Addressing the development in a statement, Harvey Mason Jr. said in part: “I am honored to have been appointed to continue to lead the Recording Academy on our transformative journey.
“While I had not initially expected to be in this position, I remain deeply invested in the success of the organization and am motivated to help us achieve our greatest ambitions. I will serve humbly with a steadfast commitment to building a more inclusive, responsive and relevant Academy.”
Perhaps the most significant takeaway from Mason Jr.’s remarks is the clear-cut commitment to continuing the Recording Academy’s “transformative journey.” As initially mentioned, Deborah Dugan was placed on administrative leave just 10 days before the start of the 2020 Grammys, and she proceeded to levy all manner of shocking allegations (involving purported voting-process corruption, sexual misconduct, and more) as well as a lawsuit.

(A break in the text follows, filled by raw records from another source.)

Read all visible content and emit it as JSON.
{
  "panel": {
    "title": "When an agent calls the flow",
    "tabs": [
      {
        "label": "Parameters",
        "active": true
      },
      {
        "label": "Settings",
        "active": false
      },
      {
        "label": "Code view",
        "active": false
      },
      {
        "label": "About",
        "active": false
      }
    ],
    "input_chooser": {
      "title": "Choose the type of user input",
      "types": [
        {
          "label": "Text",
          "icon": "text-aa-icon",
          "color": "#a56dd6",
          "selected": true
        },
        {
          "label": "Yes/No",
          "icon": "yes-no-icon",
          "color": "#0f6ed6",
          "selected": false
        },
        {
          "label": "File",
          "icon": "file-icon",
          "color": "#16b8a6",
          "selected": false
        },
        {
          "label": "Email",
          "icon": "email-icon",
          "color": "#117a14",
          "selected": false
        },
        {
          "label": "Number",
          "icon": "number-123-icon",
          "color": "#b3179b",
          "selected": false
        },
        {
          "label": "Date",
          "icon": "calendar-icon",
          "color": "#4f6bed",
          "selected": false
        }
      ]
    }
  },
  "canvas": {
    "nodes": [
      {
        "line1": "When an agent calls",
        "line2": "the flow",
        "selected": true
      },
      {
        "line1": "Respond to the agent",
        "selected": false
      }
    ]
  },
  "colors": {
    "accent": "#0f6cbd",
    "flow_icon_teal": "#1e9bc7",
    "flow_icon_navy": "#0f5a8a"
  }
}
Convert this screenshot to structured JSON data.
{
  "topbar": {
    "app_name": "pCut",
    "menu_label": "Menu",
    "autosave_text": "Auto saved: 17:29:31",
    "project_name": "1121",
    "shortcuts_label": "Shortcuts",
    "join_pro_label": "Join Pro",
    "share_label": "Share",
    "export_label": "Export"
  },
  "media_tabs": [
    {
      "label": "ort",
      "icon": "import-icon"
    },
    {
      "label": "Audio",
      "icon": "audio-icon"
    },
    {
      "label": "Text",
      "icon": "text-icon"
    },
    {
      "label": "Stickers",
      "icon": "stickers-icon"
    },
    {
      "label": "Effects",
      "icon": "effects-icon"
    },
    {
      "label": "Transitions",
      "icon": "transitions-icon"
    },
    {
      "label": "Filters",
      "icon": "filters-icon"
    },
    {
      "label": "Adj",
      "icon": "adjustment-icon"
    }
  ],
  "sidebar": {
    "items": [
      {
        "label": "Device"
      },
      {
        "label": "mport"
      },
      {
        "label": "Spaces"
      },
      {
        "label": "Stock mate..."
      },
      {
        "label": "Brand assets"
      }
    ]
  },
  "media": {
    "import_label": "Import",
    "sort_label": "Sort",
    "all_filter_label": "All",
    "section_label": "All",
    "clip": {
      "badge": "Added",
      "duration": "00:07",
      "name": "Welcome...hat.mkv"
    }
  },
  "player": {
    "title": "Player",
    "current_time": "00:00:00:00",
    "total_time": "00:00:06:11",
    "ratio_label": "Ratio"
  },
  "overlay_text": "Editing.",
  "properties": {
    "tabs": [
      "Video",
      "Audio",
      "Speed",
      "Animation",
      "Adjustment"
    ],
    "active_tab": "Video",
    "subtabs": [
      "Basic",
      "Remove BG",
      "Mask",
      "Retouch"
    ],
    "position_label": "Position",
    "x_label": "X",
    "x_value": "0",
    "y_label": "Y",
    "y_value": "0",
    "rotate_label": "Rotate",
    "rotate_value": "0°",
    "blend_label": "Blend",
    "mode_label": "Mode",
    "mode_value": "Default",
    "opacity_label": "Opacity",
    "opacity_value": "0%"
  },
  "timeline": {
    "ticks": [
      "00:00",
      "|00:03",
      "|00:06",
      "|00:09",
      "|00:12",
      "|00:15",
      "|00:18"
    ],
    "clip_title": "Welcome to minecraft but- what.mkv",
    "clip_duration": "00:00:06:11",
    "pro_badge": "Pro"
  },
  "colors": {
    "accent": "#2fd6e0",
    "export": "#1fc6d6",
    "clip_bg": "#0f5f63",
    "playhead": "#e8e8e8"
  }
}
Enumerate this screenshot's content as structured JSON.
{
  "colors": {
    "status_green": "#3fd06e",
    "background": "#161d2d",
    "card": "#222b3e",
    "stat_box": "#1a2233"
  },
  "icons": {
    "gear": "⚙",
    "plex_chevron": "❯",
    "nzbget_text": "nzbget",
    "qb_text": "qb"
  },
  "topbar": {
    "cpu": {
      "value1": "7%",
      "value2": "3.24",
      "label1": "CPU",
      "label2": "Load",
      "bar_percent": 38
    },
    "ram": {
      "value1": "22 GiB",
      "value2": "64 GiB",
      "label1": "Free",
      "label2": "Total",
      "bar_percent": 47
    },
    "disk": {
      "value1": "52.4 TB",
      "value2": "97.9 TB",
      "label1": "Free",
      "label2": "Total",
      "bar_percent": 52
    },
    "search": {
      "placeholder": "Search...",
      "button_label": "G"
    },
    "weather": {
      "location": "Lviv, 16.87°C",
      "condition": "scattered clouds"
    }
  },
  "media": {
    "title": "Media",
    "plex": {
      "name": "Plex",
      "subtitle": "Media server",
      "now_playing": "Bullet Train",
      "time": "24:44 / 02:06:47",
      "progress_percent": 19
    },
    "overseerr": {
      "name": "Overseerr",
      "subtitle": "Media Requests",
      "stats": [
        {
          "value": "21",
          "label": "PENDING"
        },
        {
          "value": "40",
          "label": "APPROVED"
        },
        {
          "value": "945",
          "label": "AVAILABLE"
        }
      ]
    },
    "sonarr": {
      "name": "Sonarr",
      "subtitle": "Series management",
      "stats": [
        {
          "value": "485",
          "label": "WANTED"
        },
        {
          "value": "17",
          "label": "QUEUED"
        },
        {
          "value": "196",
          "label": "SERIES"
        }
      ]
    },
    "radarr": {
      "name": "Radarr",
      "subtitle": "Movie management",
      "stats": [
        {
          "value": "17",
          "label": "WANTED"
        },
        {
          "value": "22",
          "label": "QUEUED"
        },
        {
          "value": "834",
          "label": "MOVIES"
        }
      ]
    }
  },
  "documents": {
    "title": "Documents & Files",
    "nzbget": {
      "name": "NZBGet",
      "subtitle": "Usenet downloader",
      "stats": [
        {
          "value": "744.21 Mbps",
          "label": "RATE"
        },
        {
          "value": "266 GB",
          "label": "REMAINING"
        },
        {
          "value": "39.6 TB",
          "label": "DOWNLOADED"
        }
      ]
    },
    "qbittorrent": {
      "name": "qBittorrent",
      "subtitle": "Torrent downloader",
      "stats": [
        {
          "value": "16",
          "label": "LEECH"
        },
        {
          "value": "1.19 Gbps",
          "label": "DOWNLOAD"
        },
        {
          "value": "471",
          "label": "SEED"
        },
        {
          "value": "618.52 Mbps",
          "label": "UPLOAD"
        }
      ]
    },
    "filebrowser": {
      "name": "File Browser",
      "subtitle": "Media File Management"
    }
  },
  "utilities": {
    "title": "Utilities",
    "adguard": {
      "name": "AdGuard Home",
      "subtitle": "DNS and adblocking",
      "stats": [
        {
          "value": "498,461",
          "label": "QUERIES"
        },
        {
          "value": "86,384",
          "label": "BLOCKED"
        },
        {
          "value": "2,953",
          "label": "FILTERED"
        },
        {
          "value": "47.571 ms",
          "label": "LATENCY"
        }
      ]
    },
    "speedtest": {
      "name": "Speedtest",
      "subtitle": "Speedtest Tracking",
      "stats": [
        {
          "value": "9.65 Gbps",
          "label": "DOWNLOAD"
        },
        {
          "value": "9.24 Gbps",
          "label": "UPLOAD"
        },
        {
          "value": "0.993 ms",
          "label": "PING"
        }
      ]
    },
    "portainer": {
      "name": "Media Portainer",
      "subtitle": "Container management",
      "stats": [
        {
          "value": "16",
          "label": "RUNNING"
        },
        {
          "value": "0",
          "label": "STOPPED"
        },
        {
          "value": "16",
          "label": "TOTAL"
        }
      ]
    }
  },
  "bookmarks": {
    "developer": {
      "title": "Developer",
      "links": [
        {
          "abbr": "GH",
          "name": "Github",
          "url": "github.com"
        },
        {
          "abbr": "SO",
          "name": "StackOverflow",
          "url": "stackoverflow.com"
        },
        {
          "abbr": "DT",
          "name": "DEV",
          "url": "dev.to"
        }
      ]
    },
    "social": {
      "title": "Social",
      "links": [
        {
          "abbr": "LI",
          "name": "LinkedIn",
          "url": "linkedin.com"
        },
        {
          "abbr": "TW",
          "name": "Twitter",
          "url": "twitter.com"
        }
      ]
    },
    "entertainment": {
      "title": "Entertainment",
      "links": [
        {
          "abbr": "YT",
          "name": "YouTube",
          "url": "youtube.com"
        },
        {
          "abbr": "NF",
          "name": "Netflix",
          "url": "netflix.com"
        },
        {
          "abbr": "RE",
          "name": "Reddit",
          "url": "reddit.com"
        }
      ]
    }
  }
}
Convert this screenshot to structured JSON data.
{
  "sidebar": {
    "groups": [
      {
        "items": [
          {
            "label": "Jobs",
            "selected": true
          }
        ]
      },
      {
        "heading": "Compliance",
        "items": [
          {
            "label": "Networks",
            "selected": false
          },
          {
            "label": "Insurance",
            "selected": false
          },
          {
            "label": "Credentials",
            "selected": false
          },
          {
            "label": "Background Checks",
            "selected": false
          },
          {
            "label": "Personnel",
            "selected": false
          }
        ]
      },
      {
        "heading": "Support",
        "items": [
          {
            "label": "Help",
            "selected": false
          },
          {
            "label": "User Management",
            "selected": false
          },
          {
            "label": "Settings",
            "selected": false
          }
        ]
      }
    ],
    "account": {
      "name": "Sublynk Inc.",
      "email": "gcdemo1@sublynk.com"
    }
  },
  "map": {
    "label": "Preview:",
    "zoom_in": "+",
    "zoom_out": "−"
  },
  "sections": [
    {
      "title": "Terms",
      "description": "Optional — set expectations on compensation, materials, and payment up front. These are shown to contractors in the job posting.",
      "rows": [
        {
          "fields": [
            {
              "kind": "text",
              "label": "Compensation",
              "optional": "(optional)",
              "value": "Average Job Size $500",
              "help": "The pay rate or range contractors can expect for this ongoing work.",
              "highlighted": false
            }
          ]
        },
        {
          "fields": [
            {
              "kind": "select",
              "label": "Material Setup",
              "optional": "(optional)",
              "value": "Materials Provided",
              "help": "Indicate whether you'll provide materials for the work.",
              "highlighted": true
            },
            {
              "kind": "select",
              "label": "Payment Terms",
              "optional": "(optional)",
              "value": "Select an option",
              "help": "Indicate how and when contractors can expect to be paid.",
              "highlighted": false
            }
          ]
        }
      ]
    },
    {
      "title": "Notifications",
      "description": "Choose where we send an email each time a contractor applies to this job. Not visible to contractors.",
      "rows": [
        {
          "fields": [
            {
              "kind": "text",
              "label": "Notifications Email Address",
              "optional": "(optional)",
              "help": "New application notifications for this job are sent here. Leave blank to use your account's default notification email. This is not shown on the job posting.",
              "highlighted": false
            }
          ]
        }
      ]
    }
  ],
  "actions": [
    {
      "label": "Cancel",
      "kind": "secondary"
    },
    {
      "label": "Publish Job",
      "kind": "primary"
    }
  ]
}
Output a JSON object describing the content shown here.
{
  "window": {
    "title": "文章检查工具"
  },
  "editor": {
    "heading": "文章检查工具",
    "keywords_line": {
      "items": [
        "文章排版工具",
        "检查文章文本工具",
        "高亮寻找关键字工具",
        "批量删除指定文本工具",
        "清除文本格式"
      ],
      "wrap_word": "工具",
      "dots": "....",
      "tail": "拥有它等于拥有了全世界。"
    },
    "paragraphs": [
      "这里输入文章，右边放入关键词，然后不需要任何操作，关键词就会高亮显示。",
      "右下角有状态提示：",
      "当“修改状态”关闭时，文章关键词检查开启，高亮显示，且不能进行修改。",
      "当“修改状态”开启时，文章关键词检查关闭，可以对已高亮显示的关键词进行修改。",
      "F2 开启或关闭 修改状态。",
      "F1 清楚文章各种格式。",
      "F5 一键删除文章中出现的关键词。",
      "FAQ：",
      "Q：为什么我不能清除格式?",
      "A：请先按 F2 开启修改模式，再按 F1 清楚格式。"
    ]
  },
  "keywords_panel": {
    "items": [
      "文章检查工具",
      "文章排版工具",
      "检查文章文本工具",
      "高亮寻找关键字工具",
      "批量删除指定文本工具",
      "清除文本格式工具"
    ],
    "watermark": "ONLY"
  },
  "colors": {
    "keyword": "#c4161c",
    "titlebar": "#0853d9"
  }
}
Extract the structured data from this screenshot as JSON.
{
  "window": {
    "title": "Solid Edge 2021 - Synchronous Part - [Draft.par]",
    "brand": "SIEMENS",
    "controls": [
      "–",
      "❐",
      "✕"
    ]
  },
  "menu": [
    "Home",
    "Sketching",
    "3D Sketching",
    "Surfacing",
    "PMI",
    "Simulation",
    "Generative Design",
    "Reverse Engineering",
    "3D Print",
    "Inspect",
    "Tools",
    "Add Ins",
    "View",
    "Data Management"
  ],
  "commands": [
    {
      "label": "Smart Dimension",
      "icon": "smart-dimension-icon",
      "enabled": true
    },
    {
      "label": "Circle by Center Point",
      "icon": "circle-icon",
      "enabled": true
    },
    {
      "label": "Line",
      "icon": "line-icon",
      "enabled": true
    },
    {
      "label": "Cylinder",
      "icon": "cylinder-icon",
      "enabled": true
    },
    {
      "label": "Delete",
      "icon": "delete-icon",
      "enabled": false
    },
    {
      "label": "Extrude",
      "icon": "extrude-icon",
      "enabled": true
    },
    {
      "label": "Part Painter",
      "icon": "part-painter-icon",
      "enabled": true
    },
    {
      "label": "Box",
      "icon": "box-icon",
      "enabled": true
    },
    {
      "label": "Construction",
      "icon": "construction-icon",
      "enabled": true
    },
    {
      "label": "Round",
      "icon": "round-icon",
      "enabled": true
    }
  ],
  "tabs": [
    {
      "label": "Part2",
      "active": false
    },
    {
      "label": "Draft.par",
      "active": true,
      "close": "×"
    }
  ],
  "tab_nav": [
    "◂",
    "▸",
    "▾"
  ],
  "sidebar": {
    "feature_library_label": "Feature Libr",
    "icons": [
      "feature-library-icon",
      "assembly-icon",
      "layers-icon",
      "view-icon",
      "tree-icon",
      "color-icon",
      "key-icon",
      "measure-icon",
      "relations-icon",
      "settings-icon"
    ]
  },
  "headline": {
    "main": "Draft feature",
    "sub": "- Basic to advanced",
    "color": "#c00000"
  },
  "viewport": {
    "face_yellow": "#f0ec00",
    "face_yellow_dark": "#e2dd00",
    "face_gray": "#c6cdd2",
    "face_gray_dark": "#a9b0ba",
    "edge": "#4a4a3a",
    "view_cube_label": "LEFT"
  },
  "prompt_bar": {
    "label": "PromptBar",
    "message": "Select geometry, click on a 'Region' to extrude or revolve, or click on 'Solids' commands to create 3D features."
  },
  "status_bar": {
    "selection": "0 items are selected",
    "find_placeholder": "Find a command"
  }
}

Taylor Swift, Beyoncé, and others then boycotted the 2020 Grammys, before returning to the awards show in 2021, following high-profile changes including the hiring of a “chief diversity officer,” the removal of the word “urban” from award categories, substantial layoffs, and the renaming of the “world music” award category to avoid “connotations of colonialism.”
But as these creators ended their feuds with the Recording Academy, conflicts with other artists yet emerged. Halsey took aim at the Grammys after receiving zero nominations despite the commercial success of her Manic effort – as did The Weeknd, for similar reasons, though the “After Hours” artist has doubled down on his boycott of the annual awards show.
Seemingly in response to the latter criticism, the Recording Academy this month announced that it would eliminate nominations review committees (dubbed “secret committees” by some), or collections of 15 to 30 “highly skilled music peers who represented and voted within their genre communities” to choose “the final selection of nominees.”
But it remains to be seen whether these and other changes will be enough to reverse the double-digit viewership and ratings decline that the 2021 Grammys (as well as other award shows) suffered. The 2022 Grammys, for their part, are slated to take place on January 31st, in what will be the second time that the 62-year-old event occurs on a Monday.
It was just a matter of time. We’ll see where this goes. Will it be same old, same old, or can NARAS do some real housecleaning and get its act straight. The academy has lost its way and focus.
The whole music business has lost its way, and is corrupt. Payola controls everything and until we get rid of Payola nothing will change. And as you well know, the music that is bought and paid for with radio is the music that the fans ‘like’ and buy. So much great music that never makes it on to radio because of this corruption. Maybe Mr. Mason will do something to get the music business back to being about the music and not about the money!!
He’s part of the problem. Likely, nothing will change.
One issue I’m hearing is that the treatment of the previous pres/CEO, Deborah Dugan, has effectively minimized the number of qualified applicants that want to do this job. Basically, anyone with a vision for revitalizing and revamping the Grammys into 2021 and beyond faces an extremely hostile environment, and likely a short tenure.
That’s not true at all. There are many very qualified people who would take the job. The question is, as you noted, whether the inherent culture at NARAS can undergo a necessary and thorough cleansing…and whether new blood would be given the power to do such a thing. The challenge with the position is that it doesn’t have sweeping authority and is more of a figurehead post at this point, shackled by the board and other factions.